- Thematic analysis of all information collected, including complaints data and interviews, to the identify positive and negative attributes associated with experiences of consumers and staff.
- Analysis of initial consumer interviews identifying positive and negative experiences.
- Experience to touchpoint journey mapping – plotting themes from the consumer and staff engagement data against time spent in hospital, identifying key touchpoints for consumers and the emotions driving positive or negative communication at these points.
- Analysis of observation data against organisational values.
What other hospital Kōrero mai teams have found
Data collected across all the Kōrero mai teams confirmed that, although most consumers knew how and who to call to escalate concerns, some did not.
The experience data from the teams also shows that, even when consumers were told how to escalate concerns, they were reluctant to do so because of the idea of nursing staff being ‘busy’ and ‘not wanting to disturb’ them. This was despite observation of the nurses consistently inviting consumers to call for concern.
Downloadable examples and resources
Resources available on request
From case studies
Waitematā DHB example of drawing an understanding of the challenge for patient, family and whānau escalation (see page 7 of the case study)
Southern Cross Hospital (Christchurch) example of identifying positive and negative experiences (see page 5 of the case study)

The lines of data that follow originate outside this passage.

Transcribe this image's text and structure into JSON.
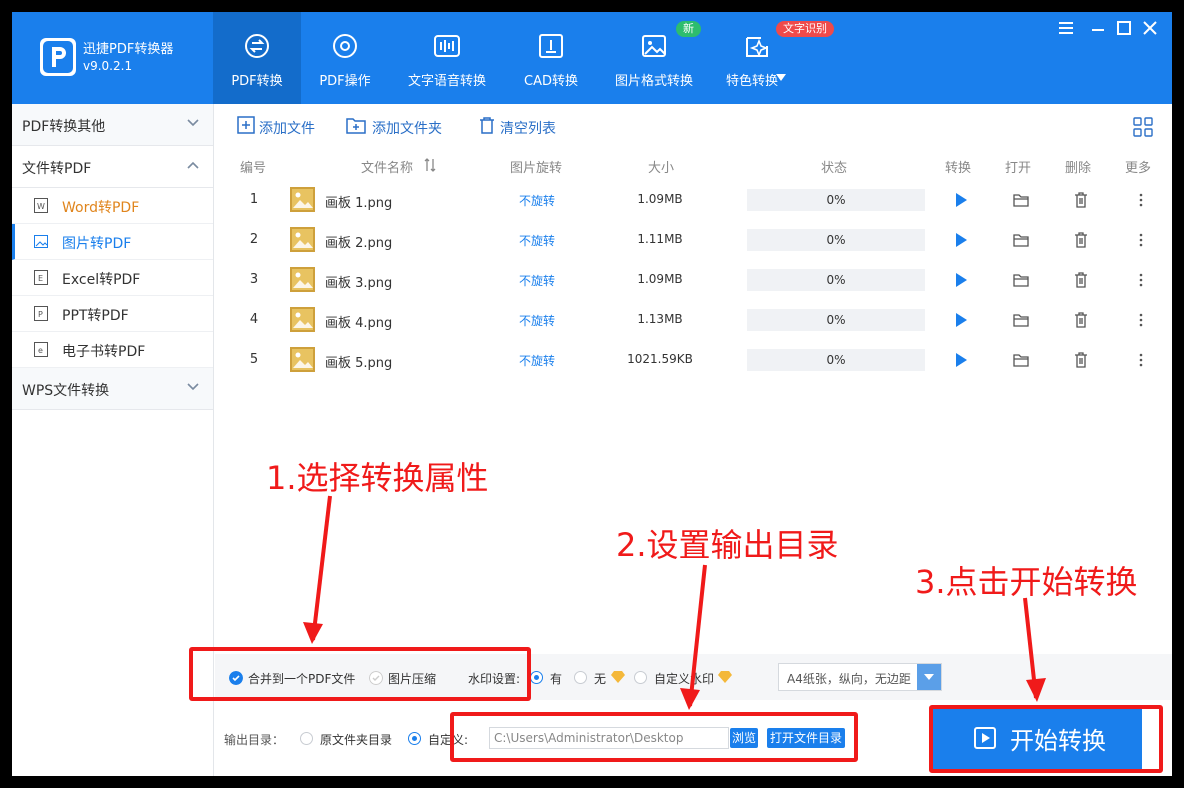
{
  "app": {
    "name": "迅捷PDF转换器",
    "version": "v9.0.2.1"
  },
  "tabs": [
    {
      "label": "PDF转换",
      "active": true
    },
    {
      "label": "PDF操作"
    },
    {
      "label": "文字语音转换"
    },
    {
      "label": "CAD转换"
    },
    {
      "label": "图片格式转换",
      "badge": "新"
    },
    {
      "label": "特色转换",
      "badge": "文字识别"
    }
  ],
  "sidebar": {
    "groups": [
      {
        "label": "PDF转换其他"
      },
      {
        "label": "文件转PDF"
      },
      {
        "label": "WPS文件转换"
      }
    ],
    "items": [
      {
        "label": "Word转PDF"
      },
      {
        "label": "图片转PDF",
        "selected": true
      },
      {
        "label": "Excel转PDF"
      },
      {
        "label": "PPT转PDF"
      },
      {
        "label": "电子书转PDF"
      }
    ]
  },
  "toolbar": {
    "add_file": "添加文件",
    "add_folder": "添加文件夹",
    "clear_list": "清空列表"
  },
  "table": {
    "headers": [
      "编号",
      "文件名称",
      "图片旋转",
      "大小",
      "状态",
      "转换",
      "打开",
      "删除",
      "更多"
    ],
    "rows": [
      {
        "num": "1",
        "name": "画板 1.png",
        "rotate": "不旋转",
        "size": "1.09MB",
        "status": "0%"
      },
      {
        "num": "2",
        "name": "画板 2.png",
        "rotate": "不旋转",
        "size": "1.11MB",
        "status": "0%"
      },
      {
        "num": "3",
        "name": "画板 3.png",
        "rotate": "不旋转",
        "size": "1.09MB",
        "status": "0%"
      },
      {
        "num": "4",
        "name": "画板 4.png",
        "rotate": "不旋转",
        "size": "1.13MB",
        "status": "0%"
      },
      {
        "num": "5",
        "name": "画板 5.png",
        "rotate": "不旋转",
        "size": "1021.59KB",
        "status": "0%"
      }
    ]
  },
  "options": {
    "merge": "合并到一个PDF文件",
    "compress": "图片压缩",
    "watermark_label": "水印设置:",
    "wm_yes": "有",
    "wm_no": "无",
    "wm_custom": "自定义水印",
    "paper": "A4纸张，纵向，无边距",
    "output_label": "输出目录：",
    "out_source": "原文件夹目录",
    "out_custom": "自定义:",
    "path": "C:\\Users\\Administrator\\Desktop",
    "browse": "浏览",
    "open_folder": "打开文件目录"
  },
  "start": "开始转换",
  "annotations": {
    "step1": "1.选择转换属性",
    "step2": "2.设置输出目录",
    "step3": "3.点击开始转换"
  },
  "colors": {
    "primary": "#1a7fec",
    "annotation": "#f01a1a",
    "badge_new": "#2dbd6e",
    "badge_ocr": "#ef4a4a"
  }
}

Capital & Coast DHB example of experience of touchpoint journey mapping
Waitematā DHB example of analysis of observation task (see page 8 of the case study)